A work-related gathering in Minnehaha Park reinforced the notion that while Zoom has been a godsend during this pandemic, it'll never replace the delight of seeing familiar faces on an in-person basis. From a six-foot distance, of course.

Following pandemic-era picnic protocol, all of the food and drink was served in individual portions. Which is why I immediately thought of contributing these bars. To eliminate the need for a serving spatula, I cut them in advance and placed each one in a paper cupcake liner, a trick I surely picked up via osmosis while thumbing through some long-ago issue of Martha Stewart Living. Or was it Real Simple?

Anyway, the beauty of these blondies is that they come together in a snap (no electric mixer required), and the format is flexible.

I'm not a fan of white chocolate, so I either double the amount of semisweet chips, or I substitute bittersweet chocolate chips, or coconut flakes.
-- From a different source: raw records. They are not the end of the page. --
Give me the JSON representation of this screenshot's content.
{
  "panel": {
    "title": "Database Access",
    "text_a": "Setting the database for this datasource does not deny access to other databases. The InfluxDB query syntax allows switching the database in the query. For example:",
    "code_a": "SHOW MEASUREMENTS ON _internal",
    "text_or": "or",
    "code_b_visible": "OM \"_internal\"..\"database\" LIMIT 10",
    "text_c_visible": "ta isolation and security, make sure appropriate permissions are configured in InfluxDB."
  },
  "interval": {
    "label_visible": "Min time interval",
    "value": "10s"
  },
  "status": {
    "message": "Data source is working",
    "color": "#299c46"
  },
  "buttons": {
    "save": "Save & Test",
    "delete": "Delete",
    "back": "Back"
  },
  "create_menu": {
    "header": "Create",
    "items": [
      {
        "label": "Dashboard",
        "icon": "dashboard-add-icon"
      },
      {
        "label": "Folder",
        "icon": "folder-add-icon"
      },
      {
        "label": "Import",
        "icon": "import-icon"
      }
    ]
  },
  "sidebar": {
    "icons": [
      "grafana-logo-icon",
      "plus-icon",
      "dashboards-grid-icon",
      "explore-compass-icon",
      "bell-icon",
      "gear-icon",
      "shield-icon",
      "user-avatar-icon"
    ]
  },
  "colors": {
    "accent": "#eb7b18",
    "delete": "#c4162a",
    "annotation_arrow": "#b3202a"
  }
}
I've also played around with the brown sugar, sometimes using a half-and-half blend of light and dark brown sugar. I almost always double the amount of vanilla extract, and I occasionally toss in a teaspoon of instant espresso powder. And yes, you really need to toast the pecans; it's a simple step that has a big impact. (R.N.)


Makes 24 to 36 bars.

Note: To toast the pecans, place the nuts in a dry skillet over medium heat, and cook, stirring (or shaking the pan frequently) until they just begin to release their fragrance, about 3 to 4 minutes (alternately, preheat oven to 325 degrees, spread the nuts on an ungreased baking sheet and bake, stirring often, for 4 to 6 minutes). From "The New Best Recipe" from the editors of Cook's Illustrated (America's Test Kitchen, 2004).

• 1 1/2 c. flour

• 1 tsp. baking powder

• 1/2 tsp. salt

• 12 tbsp. (1 1/2 sticks) unsalted butter, melted and cooled, plus extra for pan

• 1 1/2 c. packed light brown sugar

• 2 eggs

• 1 1/2 tsp. vanilla extract

• 1/2 c. semisweet chocolate chips

• 1/2 c. white chocolate chips

• 1 c. pecans, toasted and coarsely chopped


Preheat oven to 350 degrees and grease the bottom and sides of a 9- by 13-inch baking pan.

In a small bowl, whisk together the flour, baking powder and salt, and reserve.

In a large bowl, whisk together the melted butter and brown sugar until combined and smooth. Add the eggs and vanilla extract and mix well. Using a rubber spatula, fold the flour mixture into the butter-egg mixture until just combined, do not overmix. Fold in the semisweet chocolate chips, white chocolate chips and pecans and turn the batter into the prepared pan, smoothing the top with a rubber spatula.

Bake until the top is shiny and cracked and feels firm to the touch, about 22 to 25 minutes. Remove pan from the oven and cool completely on a wire rack. Cut into bars and serve.

"5 Best Things" is going on vacation and will return on Oct. 2.

Rick Nelson • @RickNelsonStrib

Sharyn Jackson • @SharynJackson